Remember: Apple needs us to buy even more high-margin computerized screens than we already have because that’s what Apple makes.
This is why Apple is “secretly” working on a VR unit. Virtual reality offers that rare opportunity for still another high-priced computerized screen in our lives that can actually do things better than iPhone or Mac — things that we want to do, unlike with Apple Watch which is basically for show.
The world doesn’t need an iPad (or iPad Pro). The world doesn’t need Apple Watch. No matter what the bloggers tell you. Their efforts have utterly failed to goose sales of these products because users know immediately that such products are unnecessary in their life.
A VR device, however, with adequate software, apps and gaming, could prove very desirable.
Unfortunately for Apple, that technology is still 3-8 years away from mass consumption. And until that time, Apple is going to miss out on all the cool stuff.
Like Amazon Echo.
Apple’s strengths are well-documented:
- Branding and retail
- Procurement and logistics
- High-margin computerized screens, particularly supplemented with
- High-margin flash drives
The first two are how Apple sells so much. The second two are what Apple sells. But with a billion “active users” and well over 500 million iOS and Mac OS devices in actual use, the next frontier for Apple customers are products Apple can’t make, products like Amazon Echo.
Apple has almost no successful experience selling devices like the Amazon Echo, the very devices its users want, the very devices that complement its own existing products. Apple knows this. This is why the company did not make an Echo equivalent, but instead put untold resources into making Apple Watch. It’s a high-margin screen, using high-margin flash, and which demands branding and retail. Corporations do what they are capable of doing. For Apple, that’s building high-margin computerized screens, even when they are unnecessary and unwanted.

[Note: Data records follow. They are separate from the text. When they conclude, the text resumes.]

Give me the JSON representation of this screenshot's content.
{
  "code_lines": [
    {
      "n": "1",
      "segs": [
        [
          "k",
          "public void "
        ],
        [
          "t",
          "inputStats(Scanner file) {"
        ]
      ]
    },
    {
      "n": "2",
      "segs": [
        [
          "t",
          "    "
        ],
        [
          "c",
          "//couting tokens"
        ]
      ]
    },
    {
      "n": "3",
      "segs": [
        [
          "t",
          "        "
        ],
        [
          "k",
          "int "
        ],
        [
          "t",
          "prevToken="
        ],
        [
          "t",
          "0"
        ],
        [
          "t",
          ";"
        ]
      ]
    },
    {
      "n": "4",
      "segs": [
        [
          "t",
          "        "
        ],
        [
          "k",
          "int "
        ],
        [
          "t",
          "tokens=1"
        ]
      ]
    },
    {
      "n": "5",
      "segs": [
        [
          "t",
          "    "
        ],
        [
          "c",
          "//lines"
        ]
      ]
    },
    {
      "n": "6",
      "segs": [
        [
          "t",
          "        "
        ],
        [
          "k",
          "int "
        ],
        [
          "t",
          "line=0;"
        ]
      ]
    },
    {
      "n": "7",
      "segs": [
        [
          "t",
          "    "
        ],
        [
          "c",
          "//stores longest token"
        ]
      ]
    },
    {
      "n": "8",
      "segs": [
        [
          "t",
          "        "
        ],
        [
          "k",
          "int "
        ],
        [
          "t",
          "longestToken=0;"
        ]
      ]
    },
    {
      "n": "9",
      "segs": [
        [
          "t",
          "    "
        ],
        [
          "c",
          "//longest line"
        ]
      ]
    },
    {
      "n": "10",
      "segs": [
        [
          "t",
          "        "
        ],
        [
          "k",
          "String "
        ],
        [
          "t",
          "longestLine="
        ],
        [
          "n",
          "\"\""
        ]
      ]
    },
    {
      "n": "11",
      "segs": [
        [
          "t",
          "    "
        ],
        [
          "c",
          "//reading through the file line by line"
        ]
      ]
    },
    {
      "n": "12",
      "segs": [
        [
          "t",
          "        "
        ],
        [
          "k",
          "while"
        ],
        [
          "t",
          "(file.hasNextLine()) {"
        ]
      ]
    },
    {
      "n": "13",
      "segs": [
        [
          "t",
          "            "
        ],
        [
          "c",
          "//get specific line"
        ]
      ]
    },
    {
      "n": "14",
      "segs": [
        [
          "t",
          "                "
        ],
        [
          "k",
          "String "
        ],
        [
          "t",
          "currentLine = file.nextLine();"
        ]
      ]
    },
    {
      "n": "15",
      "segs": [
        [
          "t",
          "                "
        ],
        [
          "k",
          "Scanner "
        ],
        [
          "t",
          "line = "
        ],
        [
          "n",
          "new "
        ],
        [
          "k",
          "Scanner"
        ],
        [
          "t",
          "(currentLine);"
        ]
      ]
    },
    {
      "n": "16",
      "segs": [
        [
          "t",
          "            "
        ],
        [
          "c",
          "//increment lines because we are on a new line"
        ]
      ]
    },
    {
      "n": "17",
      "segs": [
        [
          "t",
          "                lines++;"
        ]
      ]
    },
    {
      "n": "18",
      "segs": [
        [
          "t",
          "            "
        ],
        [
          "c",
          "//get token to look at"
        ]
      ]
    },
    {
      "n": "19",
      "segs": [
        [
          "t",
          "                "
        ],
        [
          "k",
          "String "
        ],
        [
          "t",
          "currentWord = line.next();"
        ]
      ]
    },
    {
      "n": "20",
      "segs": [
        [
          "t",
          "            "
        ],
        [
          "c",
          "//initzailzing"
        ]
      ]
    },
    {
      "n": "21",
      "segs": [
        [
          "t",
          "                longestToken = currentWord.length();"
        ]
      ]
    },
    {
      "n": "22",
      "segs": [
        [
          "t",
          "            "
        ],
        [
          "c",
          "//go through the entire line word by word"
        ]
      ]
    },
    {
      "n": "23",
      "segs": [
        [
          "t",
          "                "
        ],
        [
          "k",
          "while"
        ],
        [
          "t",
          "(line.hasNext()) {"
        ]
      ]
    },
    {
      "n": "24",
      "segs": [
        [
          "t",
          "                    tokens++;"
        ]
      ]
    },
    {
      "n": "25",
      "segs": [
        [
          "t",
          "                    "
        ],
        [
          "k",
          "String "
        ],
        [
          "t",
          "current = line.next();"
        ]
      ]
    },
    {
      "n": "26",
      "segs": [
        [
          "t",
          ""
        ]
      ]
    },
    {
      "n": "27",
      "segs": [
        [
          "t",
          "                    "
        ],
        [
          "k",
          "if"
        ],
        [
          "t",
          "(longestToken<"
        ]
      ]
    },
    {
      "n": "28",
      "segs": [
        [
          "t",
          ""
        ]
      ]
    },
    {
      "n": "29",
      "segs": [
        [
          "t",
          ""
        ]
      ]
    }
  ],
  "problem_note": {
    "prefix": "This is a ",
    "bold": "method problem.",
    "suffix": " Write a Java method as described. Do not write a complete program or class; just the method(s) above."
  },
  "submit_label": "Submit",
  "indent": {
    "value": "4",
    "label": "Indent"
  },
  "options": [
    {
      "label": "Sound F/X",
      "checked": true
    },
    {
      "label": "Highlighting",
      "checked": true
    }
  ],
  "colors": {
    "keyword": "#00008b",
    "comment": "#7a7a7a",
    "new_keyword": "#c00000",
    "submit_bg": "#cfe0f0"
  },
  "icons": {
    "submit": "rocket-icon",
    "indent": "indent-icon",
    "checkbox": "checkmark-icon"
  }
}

No doubt Apple convinced itself that everyone wanted a screen on their wrist, because corporations always assume users want what it’s good at.
Reality hit Apple hard with last week’s earnings report. Only, it had almost nothing to do with currency fluctuations or iPad buyers holding off on getting the newer model, as so many wrongly reported. Rather, it’s because Apple already makes two of the three screens where humans spend nearly all their stare-time: smartphone and laptop. And they still haven’t figured out how to make big money on television screens, the third screen, nor will they because the television screen is ruled by content, not flash drives, not computerization, and also because Apple’s business focus only thrives where users are legitimately rewarded for replacing their screens at least every two years. Still another post topic.
We have an iPhone. We have a Mac. And we want to use these devices, which we’ve already purchased, to do even more: to control our refrigerator, our dishwasher, our home thermostat, our speaker system, our front door, our lighting…
But Apple is a computerized screen + flash-drive company and all those other devices and smart things don’t require a computerized screen or a flash drive, and so the company is flailing, trying to convince us to buy Apple Watch when we want Amazon Echo, or insisting we need iPad Pro in addition to our laptop, when we all know we don’t.
There is no easy way out of this.
The very best, coolest, most innovative products to come down the pike over the next few years are likely to not require a high-priced screen. That leaves Apple on the sidelines. Big, but not interesting.